Element data from apps and pages:
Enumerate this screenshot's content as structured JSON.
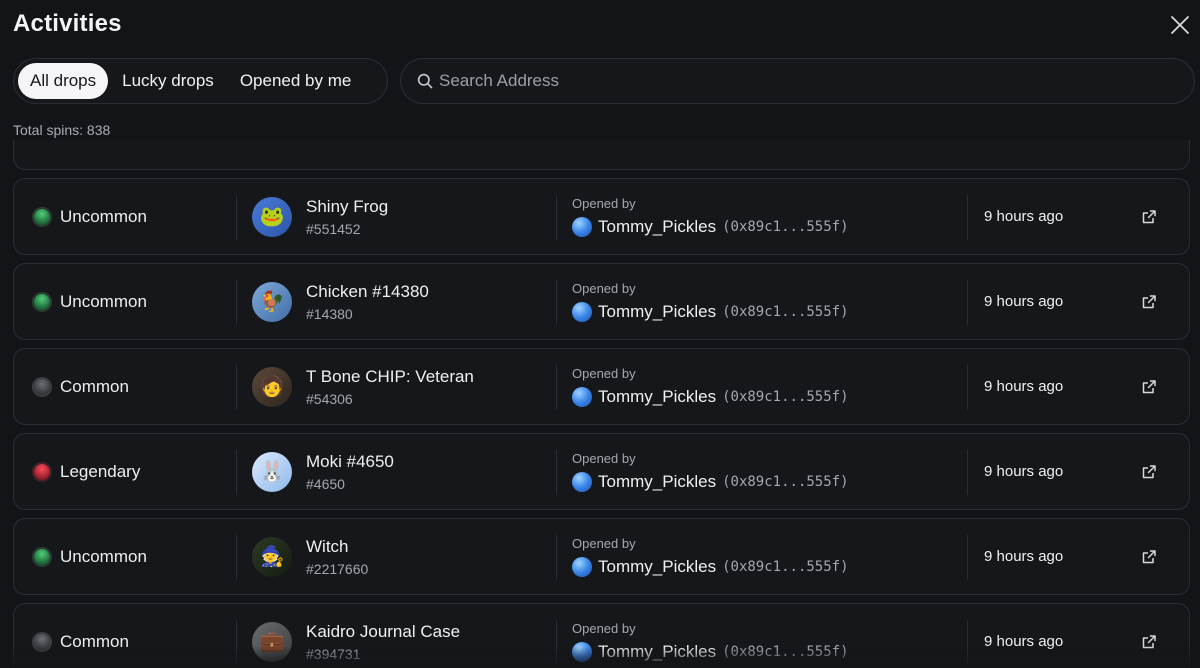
{
  "header": {
    "title": "Activities"
  },
  "tabs": [
    {
      "label": "All drops",
      "active": true
    },
    {
      "label": "Lucky drops",
      "active": false
    },
    {
      "label": "Opened by me",
      "active": false
    }
  ],
  "search": {
    "placeholder": "Search Address",
    "value": ""
  },
  "summary": {
    "total_spins": "Total spins: 838"
  },
  "colors": {
    "background": "#121418",
    "uncommon": "#2fb35e",
    "common": "#55585d",
    "legendary": "#d92c3d",
    "tab_active_bg": "#f5f5f7"
  },
  "rows": [
    {
      "rarity": "Uncommon",
      "rarity_class": "uncommon",
      "item_name": "Shiny Frog",
      "item_id": "#551452",
      "thumb_icon": "frog-icon",
      "opened_label": "Opened by",
      "user": "Tommy_Pickles",
      "address": "(0x89c1...555f)",
      "time": "9 hours ago"
    },
    {
      "rarity": "Uncommon",
      "rarity_class": "uncommon",
      "item_name": "Chicken #14380",
      "item_id": "#14380",
      "thumb_icon": "chicken-icon",
      "opened_label": "Opened by",
      "user": "Tommy_Pickles",
      "address": "(0x89c1...555f)",
      "time": "9 hours ago"
    },
    {
      "rarity": "Common",
      "rarity_class": "common",
      "item_name": "T Bone CHIP: Veteran",
      "item_id": "#54306",
      "thumb_icon": "character-icon",
      "opened_label": "Opened by",
      "user": "Tommy_Pickles",
      "address": "(0x89c1...555f)",
      "time": "9 hours ago"
    },
    {
      "rarity": "Legendary",
      "rarity_class": "legendary",
      "item_name": "Moki #4650",
      "item_id": "#4650",
      "thumb_icon": "moki-icon",
      "opened_label": "Opened by",
      "user": "Tommy_Pickles",
      "address": "(0x89c1...555f)",
      "time": "9 hours ago"
    },
    {
      "rarity": "Uncommon",
      "rarity_class": "uncommon",
      "item_name": "Witch",
      "item_id": "#2217660",
      "thumb_icon": "witch-icon",
      "opened_label": "Opened by",
      "user": "Tommy_Pickles",
      "address": "(0x89c1...555f)",
      "time": "9 hours ago"
    },
    {
      "rarity": "Common",
      "rarity_class": "common",
      "item_name": "Kaidro Journal Case",
      "item_id": "#394731",
      "thumb_icon": "journal-case-icon",
      "opened_label": "Opened by",
      "user": "Tommy_Pickles",
      "address": "(0x89c1...555f)",
      "time": "9 hours ago"
    }
  ]
}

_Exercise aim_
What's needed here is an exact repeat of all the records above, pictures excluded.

_Result of the exercise_
Enumerate this screenshot's content as structured JSON.
{
  "header": {
    "title": "Activities"
  },
  "tabs": [
    {
      "label": "All drops",
      "active": true
    },
    {
      "label": "Lucky drops",
      "active": false
    },
    {
      "label": "Opened by me",
      "active": false
    }
  ],
  "search": {
    "placeholder": "Search Address",
    "value": ""
  },
  "summary": {
    "total_spins": "Total spins: 838"
  },
  "colors": {
    "background": "#121418",
    "uncommon": "#2fb35e",
    "common": "#55585d",
    "legendary": "#d92c3d",
    "tab_active_bg": "#f5f5f7"
  },
  "rows": [
    {
      "rarity": "Uncommon",
      "rarity_class": "uncommon",
      "item_name": "Shiny Frog",
      "item_id": "#551452",
      "thumb_icon": "frog-icon",
      "opened_label": "Opened by",
      "user": "Tommy_Pickles",
      "address": "(0x89c1...555f)",
      "time": "9 hours ago"
    },
    {
      "rarity": "Uncommon",
      "rarity_class": "uncommon",
      "item_name": "Chicken #14380",
      "item_id": "#14380",
      "thumb_icon": "chicken-icon",
      "opened_label": "Opened by",
      "user": "Tommy_Pickles",
      "address": "(0x89c1...555f)",
      "time": "9 hours ago"
    },
    {
      "rarity": "Common",
      "rarity_class": "common",
      "item_name": "T Bone CHIP: Veteran",
      "item_id": "#54306",
      "thumb_icon": "character-icon",
      "opened_label": "Opened by",
      "user": "Tommy_Pickles",
      "address": "(0x89c1...555f)",
      "time": "9 hours ago"
    },
    {
      "rarity": "Legendary",
      "rarity_class": "legendary",
      "item_name": "Moki #4650",
      "item_id": "#4650",
      "thumb_icon": "moki-icon",
      "opened_label": "Opened by",
      "user": "Tommy_Pickles",
      "address": "(0x89c1...555f)",
      "time": "9 hours ago"
    },
    {
      "rarity": "Uncommon",
      "rarity_class": "uncommon",
      "item_name": "Witch",
      "item_id": "#2217660",
      "thumb_icon": "witch-icon",
      "opened_label": "Opened by",
      "user": "Tommy_Pickles",
      "address": "(0x89c1...555f)",
      "time": "9 hours ago"
    },
    {
      "rarity": "Common",
      "rarity_class": "common",
      "item_name": "Kaidro Journal Case",
      "item_id": "#394731",
      "thumb_icon": "journal-case-icon",
      "opened_label": "Opened by",
      "user": "Tommy_Pickles",
      "address": "(0x89c1...555f)",
      "time": "9 hours ago"
    }
  ]
}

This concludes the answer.